WHAT NEEDS TO BE DONE: Word for word, copy out the data below, omitting pictures.

=-=-=-=-=

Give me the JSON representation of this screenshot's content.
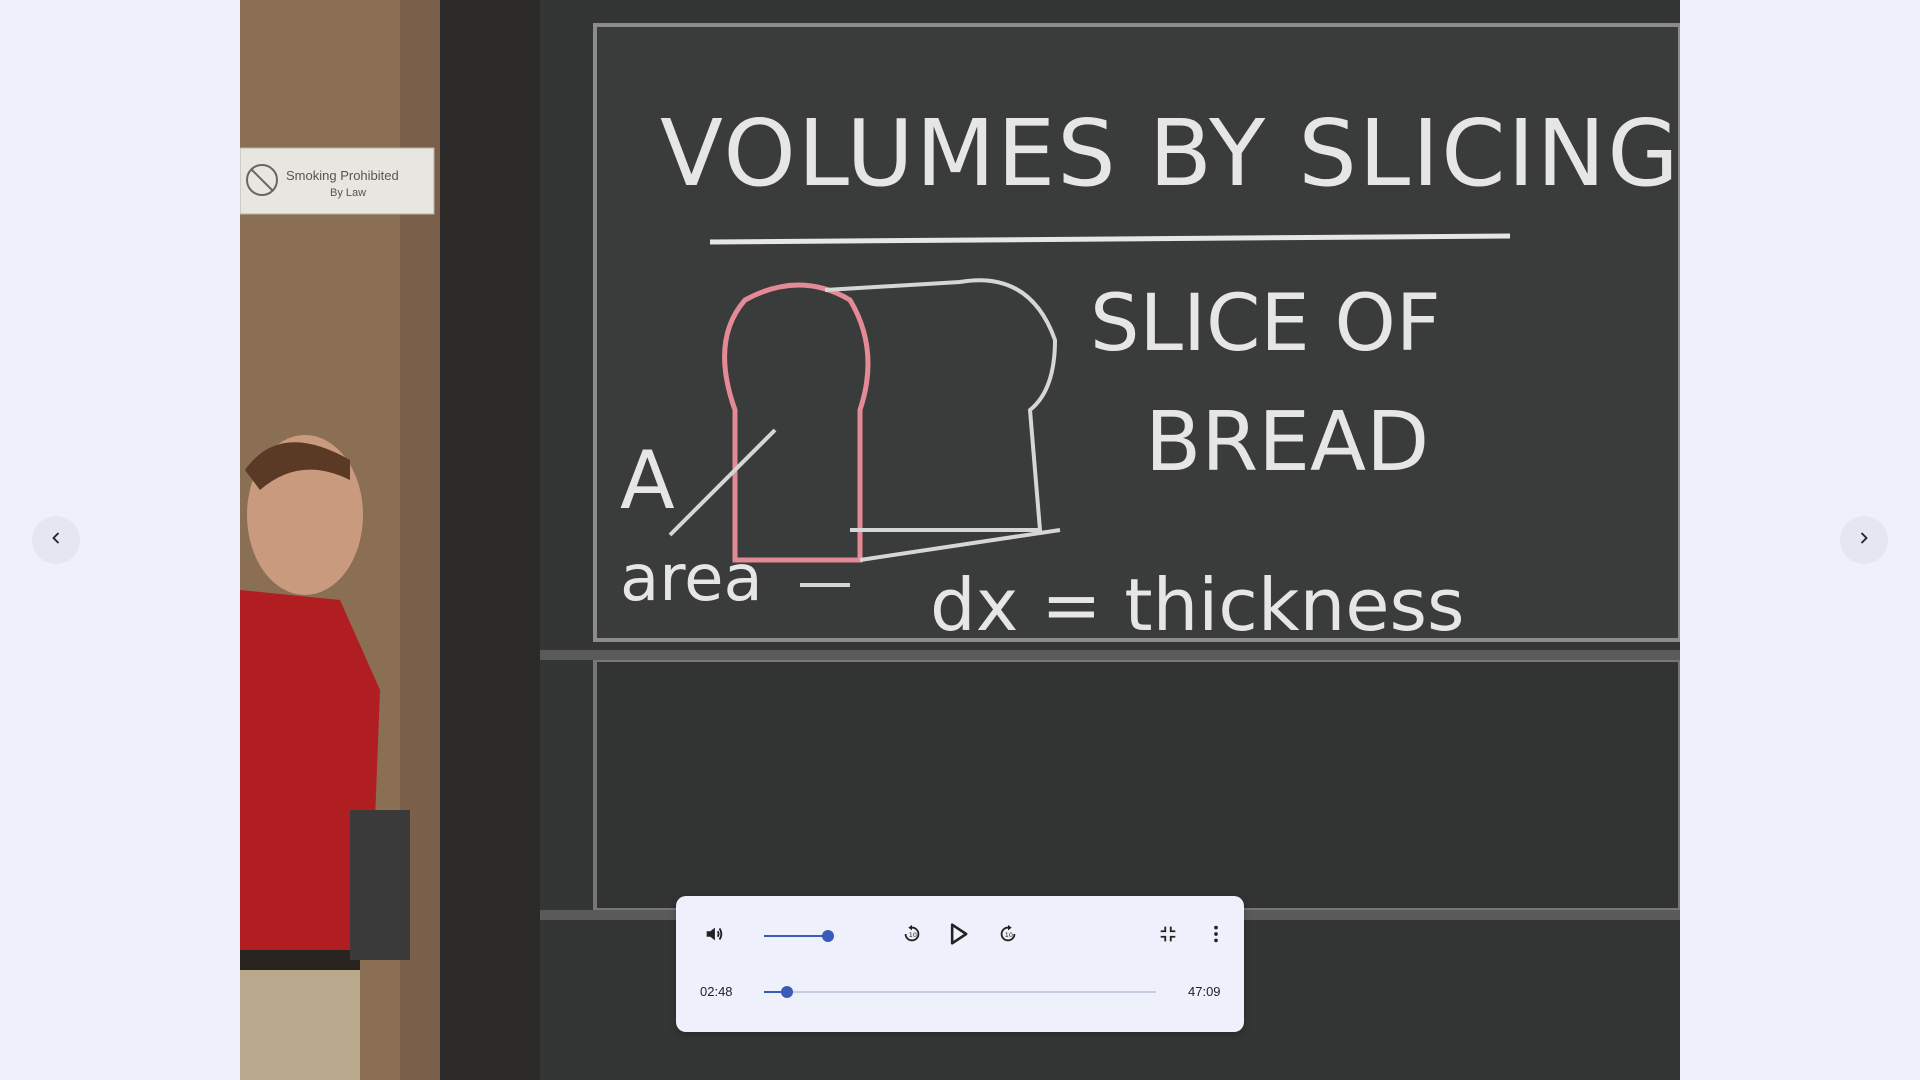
{
  "video": {
    "title_chalk": "VOLUMES BY SLICING",
    "slice_line1": "SLICE OF",
    "slice_line2": "BREAD",
    "label_a": "A",
    "label_area": "area",
    "label_dx": "dx = thickness",
    "sign_line1": "Smoking Prohibited",
    "sign_line2": "By Law"
  },
  "navigation": {
    "prev_icon": "chevron-left-icon",
    "next_icon": "chevron-right-icon"
  },
  "player": {
    "current_time": "02:48",
    "duration": "47:09",
    "progress": 0.059,
    "volume": 0.85,
    "accent_color": "#3a5bb8",
    "icons": {
      "volume": "volume-icon",
      "rewind": "replay-10-icon",
      "play": "play-icon",
      "forward": "forward-10-icon",
      "exit_fullscreen": "exit-fullscreen-icon",
      "more": "more-vert-icon"
    }
  }
}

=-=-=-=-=

EXPECTED ANSWER:
Give me the JSON representation of this screenshot's content.
{
  "video": {
    "title_chalk": "VOLUMES BY SLICING",
    "slice_line1": "SLICE OF",
    "slice_line2": "BREAD",
    "label_a": "A",
    "label_area": "area",
    "label_dx": "dx = thickness",
    "sign_line1": "Smoking Prohibited",
    "sign_line2": "By Law"
  },
  "navigation": {
    "prev_icon": "chevron-left-icon",
    "next_icon": "chevron-right-icon"
  },
  "player": {
    "current_time": "02:48",
    "duration": "47:09",
    "progress": 0.059,
    "volume": 0.85,
    "accent_color": "#3a5bb8",
    "icons": {
      "volume": "volume-icon",
      "rewind": "replay-10-icon",
      "play": "play-icon",
      "forward": "forward-10-icon",
      "exit_fullscreen": "exit-fullscreen-icon",
      "more": "more-vert-icon"
    }
  }
}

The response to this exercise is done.